**Exercise objective:**
Line count for "enable": state how many lines of the data below include it, and output nothing more.
-- Materials provided follows --
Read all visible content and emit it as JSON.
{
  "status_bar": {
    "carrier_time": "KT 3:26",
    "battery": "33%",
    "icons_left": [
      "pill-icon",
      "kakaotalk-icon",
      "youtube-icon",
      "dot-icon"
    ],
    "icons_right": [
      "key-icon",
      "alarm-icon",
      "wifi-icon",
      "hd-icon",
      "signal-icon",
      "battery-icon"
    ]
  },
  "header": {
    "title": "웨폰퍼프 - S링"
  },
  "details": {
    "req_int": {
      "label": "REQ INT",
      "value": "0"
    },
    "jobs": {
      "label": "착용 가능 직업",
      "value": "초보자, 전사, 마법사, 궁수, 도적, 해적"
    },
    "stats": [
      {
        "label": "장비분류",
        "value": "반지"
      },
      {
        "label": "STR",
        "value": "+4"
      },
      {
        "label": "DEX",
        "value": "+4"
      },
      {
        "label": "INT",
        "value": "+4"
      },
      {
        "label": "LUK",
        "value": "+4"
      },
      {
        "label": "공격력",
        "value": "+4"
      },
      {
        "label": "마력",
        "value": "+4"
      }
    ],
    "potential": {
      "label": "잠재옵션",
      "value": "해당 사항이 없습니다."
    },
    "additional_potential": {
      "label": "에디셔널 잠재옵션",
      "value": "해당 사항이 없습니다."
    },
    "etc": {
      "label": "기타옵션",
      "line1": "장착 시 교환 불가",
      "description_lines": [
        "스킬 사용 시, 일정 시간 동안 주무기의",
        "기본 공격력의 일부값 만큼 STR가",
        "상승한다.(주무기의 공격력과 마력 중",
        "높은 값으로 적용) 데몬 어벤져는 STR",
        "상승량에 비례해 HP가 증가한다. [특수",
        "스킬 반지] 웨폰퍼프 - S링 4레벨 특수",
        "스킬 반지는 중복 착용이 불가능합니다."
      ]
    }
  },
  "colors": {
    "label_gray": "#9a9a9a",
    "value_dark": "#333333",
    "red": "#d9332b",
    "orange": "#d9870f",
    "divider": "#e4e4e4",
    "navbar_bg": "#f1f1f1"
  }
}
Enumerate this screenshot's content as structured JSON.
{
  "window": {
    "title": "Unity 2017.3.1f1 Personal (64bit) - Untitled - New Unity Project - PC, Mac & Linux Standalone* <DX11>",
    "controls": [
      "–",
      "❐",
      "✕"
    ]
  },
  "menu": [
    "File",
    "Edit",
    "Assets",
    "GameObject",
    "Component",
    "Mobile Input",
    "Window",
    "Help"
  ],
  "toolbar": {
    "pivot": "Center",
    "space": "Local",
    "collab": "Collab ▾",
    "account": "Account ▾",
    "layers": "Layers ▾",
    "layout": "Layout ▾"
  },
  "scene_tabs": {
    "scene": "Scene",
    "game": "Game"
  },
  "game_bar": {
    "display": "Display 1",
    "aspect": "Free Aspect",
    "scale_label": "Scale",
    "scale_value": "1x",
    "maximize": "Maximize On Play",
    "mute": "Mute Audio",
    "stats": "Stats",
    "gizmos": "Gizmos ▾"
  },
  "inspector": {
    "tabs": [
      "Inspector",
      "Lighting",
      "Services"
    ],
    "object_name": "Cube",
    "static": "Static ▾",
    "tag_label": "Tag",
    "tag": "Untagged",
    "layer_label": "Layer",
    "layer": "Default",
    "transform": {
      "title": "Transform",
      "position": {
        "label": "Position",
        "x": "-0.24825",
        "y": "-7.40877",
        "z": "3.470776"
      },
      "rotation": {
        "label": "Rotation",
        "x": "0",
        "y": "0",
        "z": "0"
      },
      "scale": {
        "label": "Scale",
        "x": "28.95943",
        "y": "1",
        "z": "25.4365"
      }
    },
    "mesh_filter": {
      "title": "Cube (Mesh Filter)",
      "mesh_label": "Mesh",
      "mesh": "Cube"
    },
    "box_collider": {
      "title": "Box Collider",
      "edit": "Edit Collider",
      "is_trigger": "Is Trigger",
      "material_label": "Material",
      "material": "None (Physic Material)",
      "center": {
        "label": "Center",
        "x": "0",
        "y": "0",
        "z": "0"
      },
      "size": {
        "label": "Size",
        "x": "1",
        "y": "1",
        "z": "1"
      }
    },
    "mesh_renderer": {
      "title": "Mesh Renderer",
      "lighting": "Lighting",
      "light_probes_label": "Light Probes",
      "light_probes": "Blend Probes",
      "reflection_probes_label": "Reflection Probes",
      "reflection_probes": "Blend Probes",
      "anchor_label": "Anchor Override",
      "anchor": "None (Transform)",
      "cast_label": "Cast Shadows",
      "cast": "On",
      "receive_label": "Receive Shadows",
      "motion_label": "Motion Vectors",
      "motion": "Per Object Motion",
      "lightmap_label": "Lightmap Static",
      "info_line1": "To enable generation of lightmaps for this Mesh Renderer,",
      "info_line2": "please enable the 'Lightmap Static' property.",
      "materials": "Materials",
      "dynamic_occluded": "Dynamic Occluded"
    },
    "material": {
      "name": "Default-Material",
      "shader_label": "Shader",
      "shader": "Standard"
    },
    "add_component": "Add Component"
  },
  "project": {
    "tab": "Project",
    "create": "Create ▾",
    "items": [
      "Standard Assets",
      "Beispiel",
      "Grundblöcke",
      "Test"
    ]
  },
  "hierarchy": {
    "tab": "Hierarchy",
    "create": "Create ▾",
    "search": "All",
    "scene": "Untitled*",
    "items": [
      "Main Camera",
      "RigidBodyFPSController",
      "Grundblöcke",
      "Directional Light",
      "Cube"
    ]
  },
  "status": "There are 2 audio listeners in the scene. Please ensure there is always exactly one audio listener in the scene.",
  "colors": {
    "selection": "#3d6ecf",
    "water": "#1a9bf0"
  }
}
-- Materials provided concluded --
**Solution to this task:**
2